The coronavirus pandemic gives un an opportunity to reimagine the Constitution and to place the right to a safe and secure home at the centre of it, writes
Over the past few weeks, we have seen the publication of a coalition framework document and exchanges of letters between possible coalition partners as the parties continue to negotiate a potential programme for government. This negotiation is taking place in a very changed world, where the Covid-19 pandemic has turned life in Ireland upside down. As we reopen our economy and society once again the priorities agreed now may frame a new Ireland, an Ireland that draws important learning from the crisis.
One piece of learning has been the centrality of our home to our wellbeing. For many of us it is striking that the public health advice has been to “stay at home” in circumstances where the most vulnerable in our society lack the safety of a home.
In Ireland we have developed an institutional archipelago of congregated facilities to address social care needs, including care homes for the elderly and people living with disabilities, direct provision centres, homeless shelters, family hubs, and long-term congregated supported housing for those experiencing homelessness.
In such settings, experience now shows, viruses can and do thrive, passing more easily from one person to the next. We also have to think of those who have been forced by the housing crisis to live in overcrowded situations with multiple generations in a single home, sometimes in a single room.
The chronic instability associated with housing insecurity and institutional living puts already vulnerable people at further, acute risk and makes managing a public health emergency much more difficult. Organisations and state services, which have been leading this essential work, know first-hand the enormous efforts being undertaken to keep these vulnerable populations as safe as possible. They also know how much easier that work is when the person has access to a safe secure home appropriate to their needs.
It is essentially about the common good of the community recognising that everybody needs safe, affordable housing and this must be at the heart of our recovery.
Building on what we have learned over previous decades and in the face of this pandemic, social care in Ireland must be retooled so that support is provided in homes and not in institutions, wherever possible.

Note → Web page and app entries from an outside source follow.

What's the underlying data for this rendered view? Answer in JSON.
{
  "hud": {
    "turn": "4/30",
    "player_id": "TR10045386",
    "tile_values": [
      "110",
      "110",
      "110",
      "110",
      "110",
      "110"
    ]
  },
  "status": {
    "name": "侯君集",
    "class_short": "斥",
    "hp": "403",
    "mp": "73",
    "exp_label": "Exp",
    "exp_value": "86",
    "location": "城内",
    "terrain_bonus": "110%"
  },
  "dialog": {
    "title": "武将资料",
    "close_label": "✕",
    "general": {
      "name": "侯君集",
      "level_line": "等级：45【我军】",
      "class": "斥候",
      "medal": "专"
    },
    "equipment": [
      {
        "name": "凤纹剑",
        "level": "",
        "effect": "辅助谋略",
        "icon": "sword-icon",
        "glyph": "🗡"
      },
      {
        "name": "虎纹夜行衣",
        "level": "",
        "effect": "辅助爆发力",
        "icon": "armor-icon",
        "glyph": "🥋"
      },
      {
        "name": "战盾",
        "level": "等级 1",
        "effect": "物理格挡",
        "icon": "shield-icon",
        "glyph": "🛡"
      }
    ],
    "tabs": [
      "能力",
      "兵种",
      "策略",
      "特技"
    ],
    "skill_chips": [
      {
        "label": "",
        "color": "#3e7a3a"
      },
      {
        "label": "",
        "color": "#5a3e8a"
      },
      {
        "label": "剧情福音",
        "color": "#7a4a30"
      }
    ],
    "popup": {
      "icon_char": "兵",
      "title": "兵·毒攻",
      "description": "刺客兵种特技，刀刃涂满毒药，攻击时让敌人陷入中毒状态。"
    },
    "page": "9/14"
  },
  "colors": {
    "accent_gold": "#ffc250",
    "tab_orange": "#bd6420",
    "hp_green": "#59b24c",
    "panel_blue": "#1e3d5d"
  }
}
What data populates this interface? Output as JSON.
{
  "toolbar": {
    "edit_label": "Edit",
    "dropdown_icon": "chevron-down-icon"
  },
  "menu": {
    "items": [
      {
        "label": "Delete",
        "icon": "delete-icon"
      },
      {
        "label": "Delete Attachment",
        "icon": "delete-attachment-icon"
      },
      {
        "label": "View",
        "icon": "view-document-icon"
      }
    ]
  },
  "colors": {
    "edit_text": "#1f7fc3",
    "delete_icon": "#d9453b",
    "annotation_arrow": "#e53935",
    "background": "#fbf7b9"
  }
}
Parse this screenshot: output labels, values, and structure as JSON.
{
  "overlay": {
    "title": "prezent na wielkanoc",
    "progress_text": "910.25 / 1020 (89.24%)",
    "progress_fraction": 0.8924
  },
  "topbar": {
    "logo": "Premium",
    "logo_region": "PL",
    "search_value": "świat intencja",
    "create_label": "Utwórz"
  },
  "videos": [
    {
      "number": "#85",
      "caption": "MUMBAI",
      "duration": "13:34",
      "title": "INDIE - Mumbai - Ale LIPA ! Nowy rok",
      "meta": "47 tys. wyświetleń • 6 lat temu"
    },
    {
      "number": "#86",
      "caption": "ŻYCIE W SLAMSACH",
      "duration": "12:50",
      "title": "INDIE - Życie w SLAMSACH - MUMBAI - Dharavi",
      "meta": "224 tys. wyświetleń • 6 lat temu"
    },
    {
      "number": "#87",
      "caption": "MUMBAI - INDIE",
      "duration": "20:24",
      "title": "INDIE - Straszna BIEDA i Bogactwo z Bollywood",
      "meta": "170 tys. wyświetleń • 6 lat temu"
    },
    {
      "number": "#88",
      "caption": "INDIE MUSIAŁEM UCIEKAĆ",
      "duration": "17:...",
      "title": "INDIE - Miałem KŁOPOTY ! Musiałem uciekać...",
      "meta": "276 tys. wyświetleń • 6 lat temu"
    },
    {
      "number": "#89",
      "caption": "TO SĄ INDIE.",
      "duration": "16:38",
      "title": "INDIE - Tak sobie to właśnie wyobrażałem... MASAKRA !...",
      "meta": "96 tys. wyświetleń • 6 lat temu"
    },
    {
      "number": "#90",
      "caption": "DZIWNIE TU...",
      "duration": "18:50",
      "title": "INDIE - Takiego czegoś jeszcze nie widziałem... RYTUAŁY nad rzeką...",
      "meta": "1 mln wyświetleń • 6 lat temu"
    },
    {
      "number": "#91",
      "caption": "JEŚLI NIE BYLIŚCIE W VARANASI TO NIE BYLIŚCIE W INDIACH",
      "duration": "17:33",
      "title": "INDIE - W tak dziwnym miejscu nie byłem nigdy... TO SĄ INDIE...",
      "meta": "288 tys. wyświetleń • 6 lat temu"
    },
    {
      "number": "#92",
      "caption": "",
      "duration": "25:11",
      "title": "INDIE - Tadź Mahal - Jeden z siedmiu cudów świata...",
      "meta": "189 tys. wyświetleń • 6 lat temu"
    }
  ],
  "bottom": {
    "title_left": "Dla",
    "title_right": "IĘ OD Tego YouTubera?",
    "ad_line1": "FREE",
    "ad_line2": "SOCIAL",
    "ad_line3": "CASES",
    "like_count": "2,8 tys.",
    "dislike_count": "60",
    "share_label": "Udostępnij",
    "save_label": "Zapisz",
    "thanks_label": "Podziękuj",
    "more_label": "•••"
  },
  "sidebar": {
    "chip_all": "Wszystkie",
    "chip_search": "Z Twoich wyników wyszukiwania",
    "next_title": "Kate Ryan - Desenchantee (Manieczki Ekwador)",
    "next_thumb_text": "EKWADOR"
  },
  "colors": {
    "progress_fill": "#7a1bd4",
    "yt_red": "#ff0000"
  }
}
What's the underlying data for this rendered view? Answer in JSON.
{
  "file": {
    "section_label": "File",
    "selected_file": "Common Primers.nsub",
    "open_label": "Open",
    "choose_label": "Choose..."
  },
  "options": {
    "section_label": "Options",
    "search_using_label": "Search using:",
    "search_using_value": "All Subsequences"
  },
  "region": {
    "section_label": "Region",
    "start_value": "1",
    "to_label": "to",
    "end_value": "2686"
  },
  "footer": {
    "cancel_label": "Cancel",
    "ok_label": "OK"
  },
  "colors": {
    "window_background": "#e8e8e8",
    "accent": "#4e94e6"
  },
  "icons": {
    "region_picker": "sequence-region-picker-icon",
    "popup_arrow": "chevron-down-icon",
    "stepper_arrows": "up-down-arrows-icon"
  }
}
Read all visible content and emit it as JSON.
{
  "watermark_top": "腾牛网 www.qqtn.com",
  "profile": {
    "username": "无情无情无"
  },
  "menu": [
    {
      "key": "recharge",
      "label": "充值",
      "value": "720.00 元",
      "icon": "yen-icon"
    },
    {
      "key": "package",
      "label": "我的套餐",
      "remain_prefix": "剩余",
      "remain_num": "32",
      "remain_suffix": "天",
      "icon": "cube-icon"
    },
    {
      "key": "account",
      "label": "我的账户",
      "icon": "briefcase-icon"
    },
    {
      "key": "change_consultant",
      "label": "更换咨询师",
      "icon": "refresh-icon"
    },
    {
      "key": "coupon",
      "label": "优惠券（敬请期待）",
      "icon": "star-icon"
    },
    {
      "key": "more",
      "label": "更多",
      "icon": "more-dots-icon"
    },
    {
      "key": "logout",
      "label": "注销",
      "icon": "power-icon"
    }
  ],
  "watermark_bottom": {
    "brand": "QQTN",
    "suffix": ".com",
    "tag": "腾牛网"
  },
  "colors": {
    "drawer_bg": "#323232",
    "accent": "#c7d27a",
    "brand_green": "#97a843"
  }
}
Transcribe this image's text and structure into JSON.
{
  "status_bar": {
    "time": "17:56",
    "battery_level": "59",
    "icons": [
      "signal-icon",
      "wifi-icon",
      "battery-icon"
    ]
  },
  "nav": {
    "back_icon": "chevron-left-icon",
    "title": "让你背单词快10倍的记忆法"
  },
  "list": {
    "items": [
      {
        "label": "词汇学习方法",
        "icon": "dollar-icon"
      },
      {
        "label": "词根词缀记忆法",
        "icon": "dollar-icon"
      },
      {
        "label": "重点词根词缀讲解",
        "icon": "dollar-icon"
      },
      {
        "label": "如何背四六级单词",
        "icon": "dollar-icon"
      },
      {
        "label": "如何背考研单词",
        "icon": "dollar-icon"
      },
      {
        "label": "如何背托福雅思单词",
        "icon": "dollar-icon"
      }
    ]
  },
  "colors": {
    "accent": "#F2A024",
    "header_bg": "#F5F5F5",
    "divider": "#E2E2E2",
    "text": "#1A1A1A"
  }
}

This is for the good of all living and working in institutions and most of all, it is for the common good of the entire community.
The Fine Gael and Fianna Fáil coalition framework document speaks of “a new social contract”. If such a new relationship between the citizen and the State is to succeed, it must be built on the solid foundation of a constitutional recognition of the fundamental importance of home to every one of us.
Such a right to housing in the Constitution has never been more urgent. The Irish nation has experienced a decade of a dysfunctional housing market, creating a crisis which has affected all of us and impacted most heavily on the vulnerable.
The General Election 2020 result shows that the Irish people are united in their desire for the housing crisis to be tackled urgently, proactively and effectively. The Covid-19 health emergency has further reinforced the importance of a safe, secure home as essential in avoiding the clear risks associated with life in congregate residential settings.
We also need to focus on the need for a safe, secure home for children, families and individuals.
A right to housing in our Constitution will not solve our housing crisis or answer all the complex questions about planning, financing and building new homes, but it will ensure that all future governments, as well as our policymakers and public services, will be bound to prioritise the constitutional right of children, families, and individuals to a safe, secure home. It will ensure that all our laws and policies are founded on and reflect the need to provide adequate housing. It will remove the constitutional blocks experienced by the previous two governments by allowing the protection of property rights to be properly balanced against a clear right to housing. And where no other remedy is available, it will provide a basis for asserting a justiciable right before the Courts.
We need to analyse the impact of Covid-19. While the moratorium on evictions has kept tenants in their homes for now, we know that sudden mass unemployment on an unprecedented scale due to Covid-19 will threaten those who have already faced historically high rents in a highly stretched rental market. The unavoidable delays to new construction caused by Covid-19 are likely to result in housing output falling significantly this year. An extraordinary national effort will be required to tackle these crises and a new government, leading this effort, will need every possible tool to legislate effectively for the common good.
A home is the foundation for our lives. Without a home, our health, family life, education, and employment prospects all suffer. A right to housing is the natural starting point from which all other rights flow. It is time this is reflected fully in our Constitution.
Wayne Stanley is Chairperson of the Home for Good Campaign, which describes itself as a broad coalition of organisations and individuals who believe that constitutional change is an essential underpinning for any successful programme to tackle our housing and homelessness crisis.